Presumptive nominee Donald Trump’s campaign has indicated he’ll name the conservative governor of Indiana as his VP pick. Anyone who supports religious freedom knows Pence’s name because of the legislation he’s signed into law during his term, but what are Mike Pence’s views on Second Amendment? He has earned “A” grade from the NRA for vetoing anti-Second Amendment legislation in his state protecting individual rights.
Throughout his 12 years in the House of Representatives before taking office as governor in 2013, Pence consistently displayed a pro-gun voting record. He has maintained his belief that allowing law-abiding Americans access to guns makes the country a safer place, not a more dangerous one. That’s ostensibly why he voted in favor of similar measures in 2003 and 2005 that would have banned liability lawsuits against gun manufacturers and dealers when firearms are used criminally — like the one families of the victims of the 2014 Sandy Hook Elementary School shooting have brought. In 2011 that conviction motivated him to co-sponsor the Firearms Interstate Commerce Reform Act to relax restrictions on interstate gun purchases.
Pence has continued his pro-liberty stance since embarking on his governorship. In March 2014, he signed into law a bill that many anti-freedom school union thugs and administrators had urged him to veto, because they touted it would threaten the safety of students: to allow adults to store handguns and other firearms in their locked cars while in school parking lots.
“Young people, schools, guns and all of that is a mix for something inappropriate,” Indianapolis Public Schools Superintendent Lewis Ferebee told The Indianapolis Star before the governor approved the measure. Pence said that it would not affect the prevalence of school shootings because potential killers wouldn’t worry about following laws, and would bring weapons onto campuses regardless.
In a follow-up Real Clear Politics interview with Chris Wallace, Pence further defended his decision:
I have strongly supported the right to keep and bear arms. I truly believe that firearms in the hands of law abiding citizen’s makes our families and our communities more safe, not less safe. And the bill that we just signed here in Indiana really was a common sense reform. We actually have parents that had a permit to conceal and carry a weapon that we’re finding themselves guilty of a felony just by dropping their kids off to school. So we just — we made a modest change, a common sense change in Indiana law. And I strongly supported it.

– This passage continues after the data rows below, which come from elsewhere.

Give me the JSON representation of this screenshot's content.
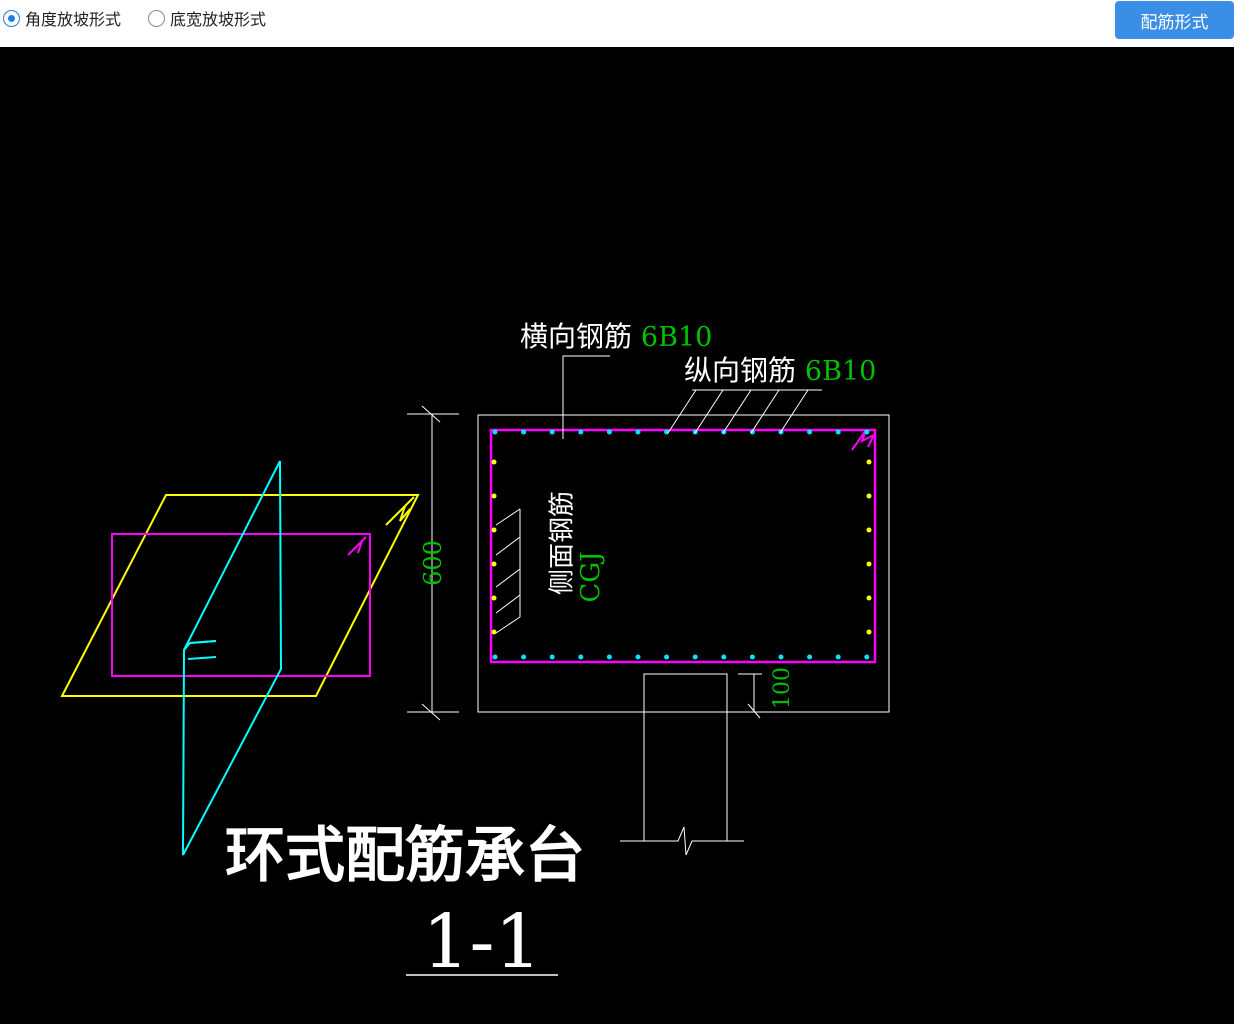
{
  "toolbar": {
    "radio_options": [
      {
        "label": "角度放坡形式",
        "checked": true
      },
      {
        "label": "底宽放坡形式",
        "checked": false
      }
    ],
    "rebar_form_button": "配筋形式"
  },
  "drawing": {
    "transverse_label": "横向钢筋",
    "transverse_spec": "6B10",
    "longitudinal_label": "纵向钢筋",
    "longitudinal_spec": "6B10",
    "side_label": "侧面钢筋",
    "side_spec": "CGJ",
    "height_dim": "600",
    "cover_dim": "100",
    "title": "环式配筋承台",
    "section": "1-1"
  },
  "colors": {
    "spec_green": "#00c000",
    "outline_white": "#ffffff",
    "rebar_magenta": "#ff00ff",
    "dot_cyan": "#00e5ff",
    "dot_yellow": "#ffff00",
    "plan_yellow": "#ffff00",
    "plan_cyan": "#00ffff",
    "button_blue": "#3a8ee6"
  }
}
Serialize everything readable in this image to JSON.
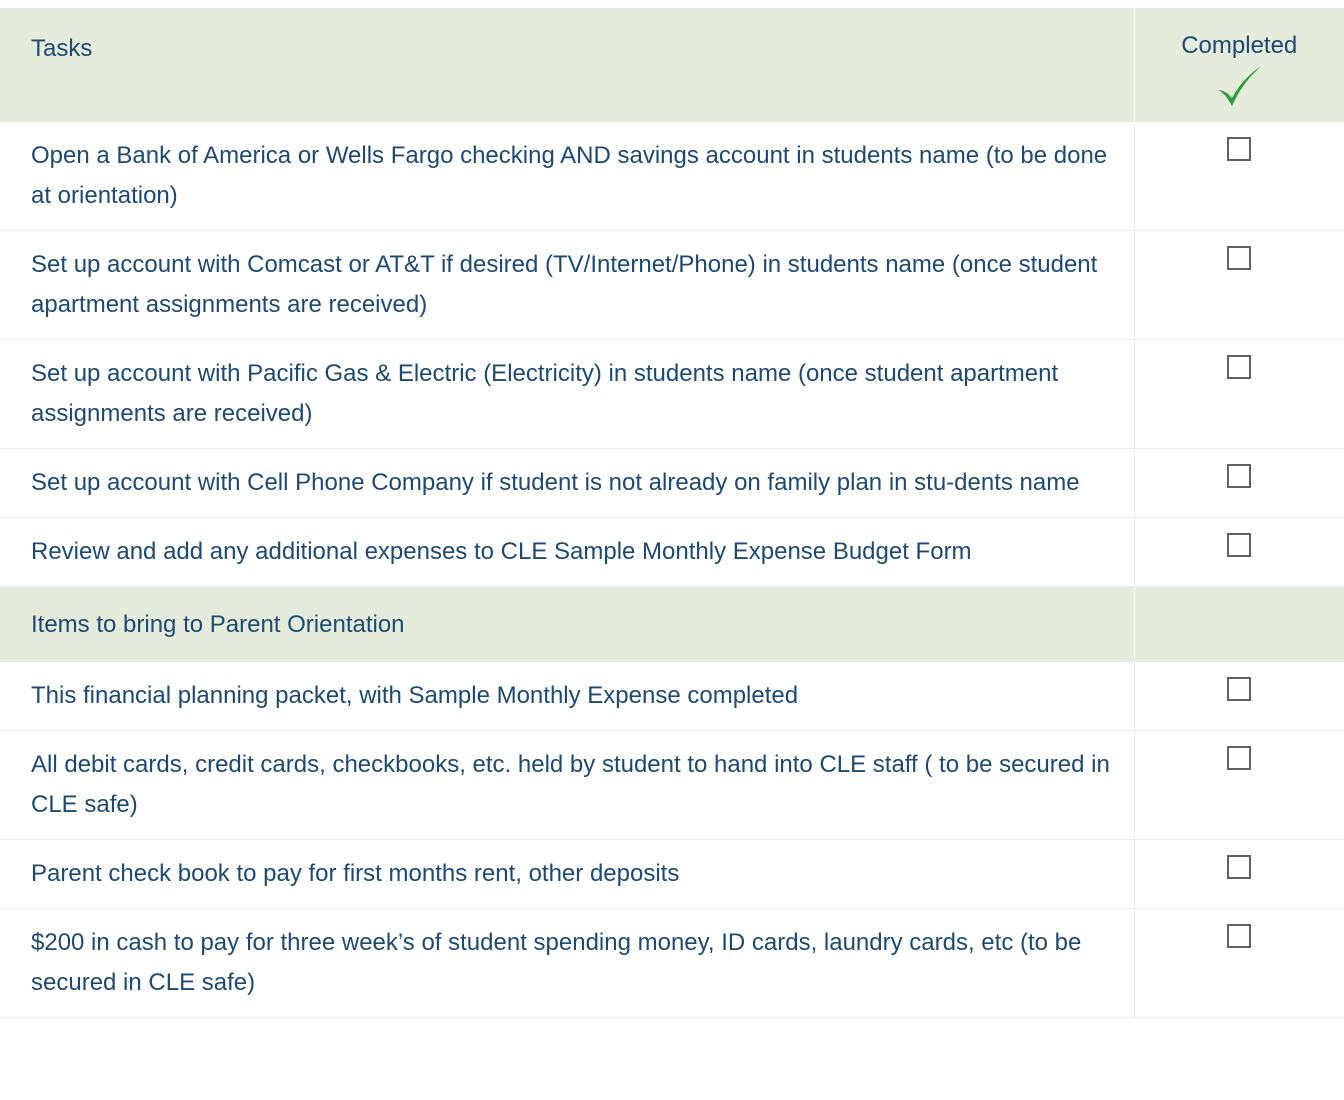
{
  "header": {
    "tasks_label": "Tasks",
    "completed_label": "Completed",
    "check_icon": "checkmark-icon",
    "check_color": "#2e9c3a"
  },
  "colors": {
    "text": "#1c4a73",
    "header_bg": "#e6ecdc",
    "border": "#e8ecee"
  },
  "tasks": [
    {
      "text": "Open a Bank of America or Wells Fargo checking AND savings account in students name (to be done at orientation)",
      "completed": false
    },
    {
      "text": "Set up account with Comcast or AT&T if desired (TV/Internet/Phone) in students name (once student apartment assignments are received)",
      "completed": false
    },
    {
      "text": "Set up account with Pacific Gas & Electric (Electricity) in students name (once student apartment assignments are received)",
      "completed": false
    },
    {
      "text": "Set up account with Cell Phone Company if student is not already on family plan in stu-dents name",
      "completed": false
    },
    {
      "text": "Review and add any additional expenses to CLE Sample Monthly Expense Budget Form",
      "completed": false
    }
  ],
  "section": {
    "label": "Items to bring to Parent Orientation"
  },
  "items": [
    {
      "text": "This financial planning packet, with Sample Monthly Expense completed",
      "completed": false
    },
    {
      "text": "All debit cards, credit cards, checkbooks, etc. held by student to hand into CLE staff ( to be secured in CLE safe)",
      "completed": false
    },
    {
      "text": "Parent check book to pay for first months rent, other deposits",
      "completed": false
    },
    {
      "text": "$200 in cash to pay for three week’s of student spending money, ID cards, laundry cards, etc (to be secured in CLE safe)",
      "completed": false
    }
  ]
}
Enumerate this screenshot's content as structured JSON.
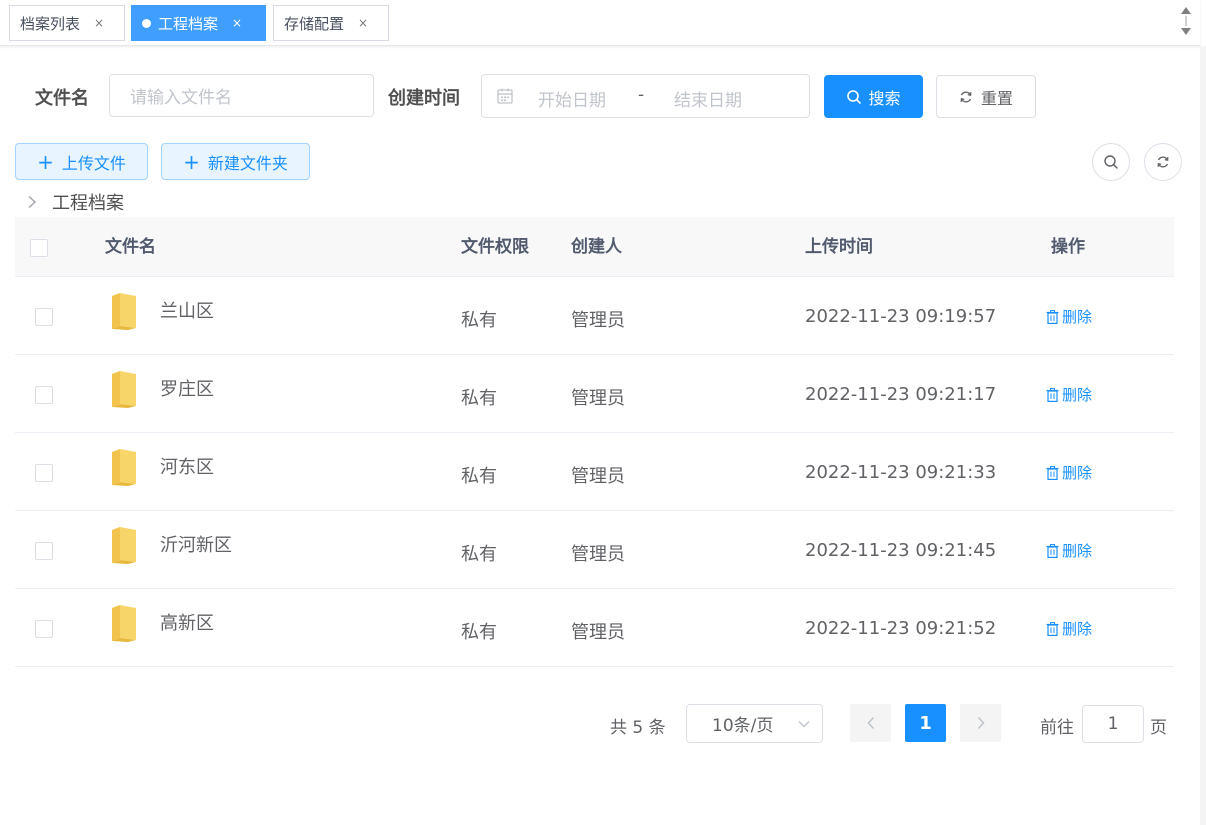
{
  "tabs": [
    {
      "label": "档案列表",
      "close": "×",
      "active": false
    },
    {
      "label": "工程档案",
      "close": "×",
      "active": true
    },
    {
      "label": "存储配置",
      "close": "×",
      "active": false
    }
  ],
  "search": {
    "file_name_label": "文件名",
    "file_name_placeholder": "请输入文件名",
    "created_time_label": "创建时间",
    "start_date_placeholder": "开始日期",
    "range_separator": "-",
    "end_date_placeholder": "结束日期",
    "search_button": "搜索",
    "reset_button": "重置"
  },
  "toolbar": {
    "upload_button": "上传文件",
    "new_folder_button": "新建文件夹"
  },
  "breadcrumb": {
    "current": "工程档案"
  },
  "table": {
    "columns": {
      "name": "文件名",
      "permission": "文件权限",
      "creator": "创建人",
      "upload_time": "上传时间",
      "actions": "操作"
    },
    "rows": [
      {
        "name": "兰山区",
        "permission": "私有",
        "creator": "管理员",
        "upload_time": "2022-11-23 09:19:57",
        "action": "删除"
      },
      {
        "name": "罗庄区",
        "permission": "私有",
        "creator": "管理员",
        "upload_time": "2022-11-23 09:21:17",
        "action": "删除"
      },
      {
        "name": "河东区",
        "permission": "私有",
        "creator": "管理员",
        "upload_time": "2022-11-23 09:21:33",
        "action": "删除"
      },
      {
        "name": "沂河新区",
        "permission": "私有",
        "creator": "管理员",
        "upload_time": "2022-11-23 09:21:45",
        "action": "删除"
      },
      {
        "name": "高新区",
        "permission": "私有",
        "creator": "管理员",
        "upload_time": "2022-11-23 09:21:52",
        "action": "删除"
      }
    ]
  },
  "pagination": {
    "total_text": "共 5 条",
    "page_size": "10条/页",
    "current_page": "1",
    "goto_prefix": "前往",
    "goto_value": "1",
    "goto_suffix": "页"
  },
  "colors": {
    "primary": "#1890ff",
    "tab_active": "#409eff",
    "folder": "#f8d568"
  }
}
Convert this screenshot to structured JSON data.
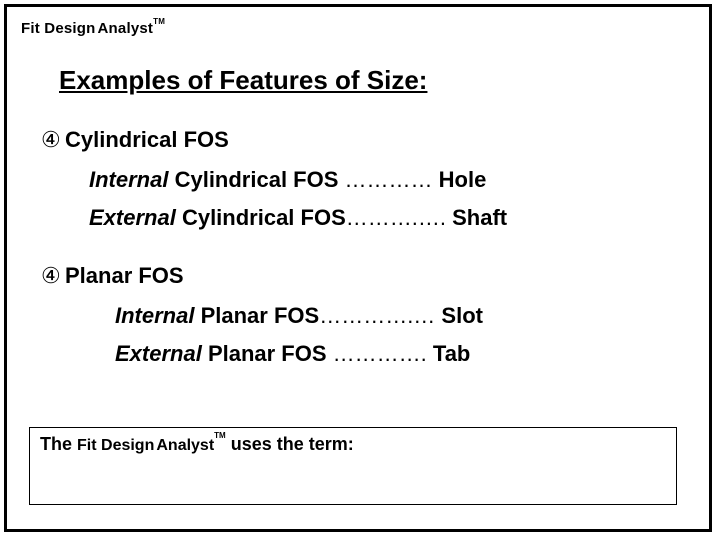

Pence’s pro-liberty views are in line with his other conservative gun stances that may make him such an attractive VP pick for Trump in the first place. It could help the presidential candidate reel in social conservatives who approve of Pence’s signing into law of a religious freedom bill protecting the people’s right to practice their faith. They’re also likely fans of a measure he signed a year later protecting the rights of the unborn children in the state (it was later blocked by a federal judge).
While there’s no more speculation surrounding whom Trump will name as his running mate tomorrow, there is really no question about Mike Pence’s views on gun control: He doesn’t like it. In fact, his commitment to the Second Amendment is unwavering and has led him to seek more freedoms to those who wish to exercise their Second Amendment right, as well as those who manufacture firearms.